In FIG. 5 a further embodiment of a well pattern is shown. In this instance, two five spot patterns are shown together and it will be appreciated by those skilled in the art that this pattern could be repeated over and entire field. In such instances the injected material may be used to drive gas or other desired materials toward production wells, which include not only 230, 232, 234, and 236 but also 240 and 242, with injection being through wells 244 and 238.
The use of materials to push desired fluids, such as hydrocarbons or the like, from a subterranean formation is well known and may be practiced in combination with the injection of the SO2. The sulfur dioxide as produced above is usable for injection without the purification required when pure sulfur dioxide is desired. For instance, the stream produced through line 56 is frequently of adequate purity for use for this purpose.
Accordingly, when processes, such as discussed above are available, the produced sulfur as well as available additional sulfur dioxide may be used to reduce the amount of H2S in the formation.
While a representative process has been shown utilizing a Claus process and sulfur oxidation, it is well known that SO2 may be produced or available from a variety of sources. Any such source is considered to be suitable for use for this purpose. Further, while the process shown in FIG. 1 utilizes the recovery of sour gas it is clear that the process of the present invention is also useful when materials such as crude oils or light hydrocarbons, such as condensates, are produced. The sulfur recovery may be at a remote location in this instance since the oils will be refined at a refinery location. Typically such crude oils may be treated for the removal of readily removeable H2S at the production site. Such H2S can be converted to SO2 and re-injected. Alternatively other sources of SO2 may be used.
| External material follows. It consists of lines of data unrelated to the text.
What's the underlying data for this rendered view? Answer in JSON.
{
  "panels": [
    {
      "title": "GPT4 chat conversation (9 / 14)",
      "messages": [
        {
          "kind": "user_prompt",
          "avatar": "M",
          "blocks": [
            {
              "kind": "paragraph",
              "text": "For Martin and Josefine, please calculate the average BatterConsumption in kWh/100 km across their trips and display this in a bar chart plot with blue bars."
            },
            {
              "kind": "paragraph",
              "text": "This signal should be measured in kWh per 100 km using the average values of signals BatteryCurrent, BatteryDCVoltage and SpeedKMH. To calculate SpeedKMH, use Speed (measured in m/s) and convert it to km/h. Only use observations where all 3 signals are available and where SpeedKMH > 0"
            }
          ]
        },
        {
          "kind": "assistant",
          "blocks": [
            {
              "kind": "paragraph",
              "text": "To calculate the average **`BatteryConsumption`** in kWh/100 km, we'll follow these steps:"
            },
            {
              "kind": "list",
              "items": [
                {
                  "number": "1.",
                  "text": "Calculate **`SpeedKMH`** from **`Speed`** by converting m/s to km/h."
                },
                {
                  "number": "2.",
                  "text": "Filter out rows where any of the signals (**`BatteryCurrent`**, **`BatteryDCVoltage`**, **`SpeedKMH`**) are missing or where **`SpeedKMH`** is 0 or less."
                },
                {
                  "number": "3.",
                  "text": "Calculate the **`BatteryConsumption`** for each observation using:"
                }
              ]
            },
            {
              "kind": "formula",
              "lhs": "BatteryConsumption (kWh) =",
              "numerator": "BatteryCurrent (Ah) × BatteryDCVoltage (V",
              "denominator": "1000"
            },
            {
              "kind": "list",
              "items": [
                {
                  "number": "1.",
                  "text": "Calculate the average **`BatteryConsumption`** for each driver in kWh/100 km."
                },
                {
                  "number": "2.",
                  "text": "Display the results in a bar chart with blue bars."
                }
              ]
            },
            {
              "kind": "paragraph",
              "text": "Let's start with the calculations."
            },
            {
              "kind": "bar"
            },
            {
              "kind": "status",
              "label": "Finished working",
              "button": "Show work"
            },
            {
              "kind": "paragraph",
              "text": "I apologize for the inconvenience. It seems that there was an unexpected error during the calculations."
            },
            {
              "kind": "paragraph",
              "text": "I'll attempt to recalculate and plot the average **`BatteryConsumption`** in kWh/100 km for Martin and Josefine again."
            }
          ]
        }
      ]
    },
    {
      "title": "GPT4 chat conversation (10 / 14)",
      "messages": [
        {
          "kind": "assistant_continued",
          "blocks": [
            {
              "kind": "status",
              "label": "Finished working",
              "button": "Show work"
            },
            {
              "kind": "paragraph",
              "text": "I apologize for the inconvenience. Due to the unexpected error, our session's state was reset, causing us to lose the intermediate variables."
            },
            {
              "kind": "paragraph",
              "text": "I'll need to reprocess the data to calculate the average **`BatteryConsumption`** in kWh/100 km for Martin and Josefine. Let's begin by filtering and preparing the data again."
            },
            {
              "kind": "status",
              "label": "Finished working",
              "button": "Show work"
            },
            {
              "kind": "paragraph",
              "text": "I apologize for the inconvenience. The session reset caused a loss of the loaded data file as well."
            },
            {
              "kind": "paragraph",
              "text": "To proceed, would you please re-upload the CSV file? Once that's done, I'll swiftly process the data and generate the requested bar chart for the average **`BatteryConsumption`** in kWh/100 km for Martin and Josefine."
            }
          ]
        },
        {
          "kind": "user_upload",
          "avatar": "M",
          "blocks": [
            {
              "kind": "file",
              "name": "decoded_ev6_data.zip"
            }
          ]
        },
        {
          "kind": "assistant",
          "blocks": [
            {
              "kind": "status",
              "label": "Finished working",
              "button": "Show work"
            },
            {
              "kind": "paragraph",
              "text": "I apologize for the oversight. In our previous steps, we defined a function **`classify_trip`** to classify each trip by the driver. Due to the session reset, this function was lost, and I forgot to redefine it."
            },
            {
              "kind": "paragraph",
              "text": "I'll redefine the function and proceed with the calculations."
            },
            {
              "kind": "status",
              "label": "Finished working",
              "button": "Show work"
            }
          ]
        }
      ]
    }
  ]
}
As noted previously it has been proposed in the past to dispose of unwanted SO2 and SO2 and carbon dioxide mixtures, as well as mixtures with other gases, into spent subterranean formations which are considered capable to contain the undesired gases. The use of such depleted formations for the storage of waste gases is not considered to show or suggest to those skilled in the art the present invention, which is directed to the use of SO2 to remove H2S from a formation and to remove H2S from products recovered from the formation.
While the present invention has been described by reference to certain of its preferred embodiments, it is pointed out that the embodiments described are illustrative rather than limiting in nature and that many variations and modifications are possible within the scope of the present invention. Many such variations and modifications may be considered obvious and desirable by those skilled in the art based upon a review of the foregoing description of preferred embodiments.
Patent applications by David K. Stevens, Prairie Village, KS US
Patent applications by Justin A. Lamar, Olathe, KS US
Patent applications in class Distinct, separate injection and producing wells
Patent applications in all subclasses Distinct, separate injection and producing wells